TASK: Find the string "Choose" in the entries and copy each line that has it.

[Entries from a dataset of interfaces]
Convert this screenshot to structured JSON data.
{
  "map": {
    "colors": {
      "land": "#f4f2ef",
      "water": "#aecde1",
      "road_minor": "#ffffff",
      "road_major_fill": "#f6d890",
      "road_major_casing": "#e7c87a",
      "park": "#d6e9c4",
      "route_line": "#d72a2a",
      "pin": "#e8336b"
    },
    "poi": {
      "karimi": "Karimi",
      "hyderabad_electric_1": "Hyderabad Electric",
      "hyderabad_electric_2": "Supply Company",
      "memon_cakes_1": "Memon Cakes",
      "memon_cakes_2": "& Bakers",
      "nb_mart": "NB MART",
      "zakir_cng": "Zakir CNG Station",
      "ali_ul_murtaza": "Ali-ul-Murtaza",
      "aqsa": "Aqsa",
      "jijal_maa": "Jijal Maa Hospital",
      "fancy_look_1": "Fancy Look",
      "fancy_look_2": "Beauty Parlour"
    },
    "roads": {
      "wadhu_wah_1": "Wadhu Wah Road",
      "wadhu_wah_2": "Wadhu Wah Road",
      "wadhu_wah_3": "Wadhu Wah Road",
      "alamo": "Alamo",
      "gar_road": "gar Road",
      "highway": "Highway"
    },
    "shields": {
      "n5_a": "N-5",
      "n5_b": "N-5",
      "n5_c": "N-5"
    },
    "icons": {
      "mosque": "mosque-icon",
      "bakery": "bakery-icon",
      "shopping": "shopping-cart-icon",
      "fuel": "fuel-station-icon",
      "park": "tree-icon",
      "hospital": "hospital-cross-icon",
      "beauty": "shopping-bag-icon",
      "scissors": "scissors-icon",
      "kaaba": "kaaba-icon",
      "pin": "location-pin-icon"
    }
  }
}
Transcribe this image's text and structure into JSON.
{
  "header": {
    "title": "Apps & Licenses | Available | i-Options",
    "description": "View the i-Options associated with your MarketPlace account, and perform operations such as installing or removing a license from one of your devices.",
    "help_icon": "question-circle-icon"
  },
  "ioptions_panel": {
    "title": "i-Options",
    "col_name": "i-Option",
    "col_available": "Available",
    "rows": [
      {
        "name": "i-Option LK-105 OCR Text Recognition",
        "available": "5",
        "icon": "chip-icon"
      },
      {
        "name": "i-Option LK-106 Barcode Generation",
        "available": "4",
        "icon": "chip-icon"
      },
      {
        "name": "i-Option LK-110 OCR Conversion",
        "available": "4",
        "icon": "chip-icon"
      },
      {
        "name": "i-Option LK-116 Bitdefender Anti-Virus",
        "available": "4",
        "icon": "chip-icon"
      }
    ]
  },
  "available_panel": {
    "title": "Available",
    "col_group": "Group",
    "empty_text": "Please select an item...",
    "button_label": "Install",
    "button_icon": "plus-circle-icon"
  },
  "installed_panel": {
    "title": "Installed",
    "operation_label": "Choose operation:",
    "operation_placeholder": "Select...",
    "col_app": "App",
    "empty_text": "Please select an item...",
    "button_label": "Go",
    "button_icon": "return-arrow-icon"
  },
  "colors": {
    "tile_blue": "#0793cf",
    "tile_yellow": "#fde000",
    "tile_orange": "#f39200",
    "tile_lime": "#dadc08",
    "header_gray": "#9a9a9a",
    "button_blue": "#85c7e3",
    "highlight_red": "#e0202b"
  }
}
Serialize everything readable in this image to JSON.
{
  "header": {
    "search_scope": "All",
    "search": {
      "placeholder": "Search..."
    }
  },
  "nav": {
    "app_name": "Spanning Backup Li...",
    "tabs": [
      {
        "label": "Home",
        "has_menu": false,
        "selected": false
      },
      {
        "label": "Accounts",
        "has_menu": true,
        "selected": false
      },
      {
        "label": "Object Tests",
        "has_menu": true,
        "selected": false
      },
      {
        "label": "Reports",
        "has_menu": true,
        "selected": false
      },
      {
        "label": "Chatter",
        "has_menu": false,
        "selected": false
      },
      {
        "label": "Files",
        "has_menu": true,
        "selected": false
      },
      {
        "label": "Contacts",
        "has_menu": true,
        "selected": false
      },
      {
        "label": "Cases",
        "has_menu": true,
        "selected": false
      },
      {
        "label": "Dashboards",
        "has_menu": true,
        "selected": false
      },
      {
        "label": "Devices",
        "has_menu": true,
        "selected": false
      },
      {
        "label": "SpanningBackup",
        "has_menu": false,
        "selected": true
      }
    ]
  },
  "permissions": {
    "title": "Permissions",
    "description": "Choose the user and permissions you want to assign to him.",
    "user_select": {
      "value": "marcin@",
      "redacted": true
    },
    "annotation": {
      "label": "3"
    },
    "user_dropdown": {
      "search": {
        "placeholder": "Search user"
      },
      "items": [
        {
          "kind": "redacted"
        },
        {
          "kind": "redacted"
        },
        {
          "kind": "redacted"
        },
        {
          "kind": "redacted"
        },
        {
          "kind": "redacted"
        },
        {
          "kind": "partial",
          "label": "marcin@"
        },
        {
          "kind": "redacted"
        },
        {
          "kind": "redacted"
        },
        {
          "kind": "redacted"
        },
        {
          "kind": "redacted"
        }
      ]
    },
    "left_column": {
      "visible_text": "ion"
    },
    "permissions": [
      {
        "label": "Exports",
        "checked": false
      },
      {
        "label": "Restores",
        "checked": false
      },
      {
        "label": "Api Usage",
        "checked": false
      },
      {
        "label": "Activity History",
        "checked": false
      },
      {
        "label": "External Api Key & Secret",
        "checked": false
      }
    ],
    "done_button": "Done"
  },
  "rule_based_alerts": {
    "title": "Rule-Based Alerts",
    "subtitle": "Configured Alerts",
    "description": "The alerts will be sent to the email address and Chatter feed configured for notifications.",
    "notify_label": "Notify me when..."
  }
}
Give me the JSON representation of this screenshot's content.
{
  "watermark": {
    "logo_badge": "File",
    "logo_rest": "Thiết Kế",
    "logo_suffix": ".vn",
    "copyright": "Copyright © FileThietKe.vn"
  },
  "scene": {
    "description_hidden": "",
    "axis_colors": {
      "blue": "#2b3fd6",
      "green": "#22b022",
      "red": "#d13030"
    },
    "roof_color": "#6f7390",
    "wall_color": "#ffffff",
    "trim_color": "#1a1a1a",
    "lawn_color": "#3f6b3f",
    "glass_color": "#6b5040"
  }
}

RESPONSE TO THIS EXERCISE:
    "operation_label": "Choose operation:",
    "description": "Choose the user and permissions you want to assign to him.",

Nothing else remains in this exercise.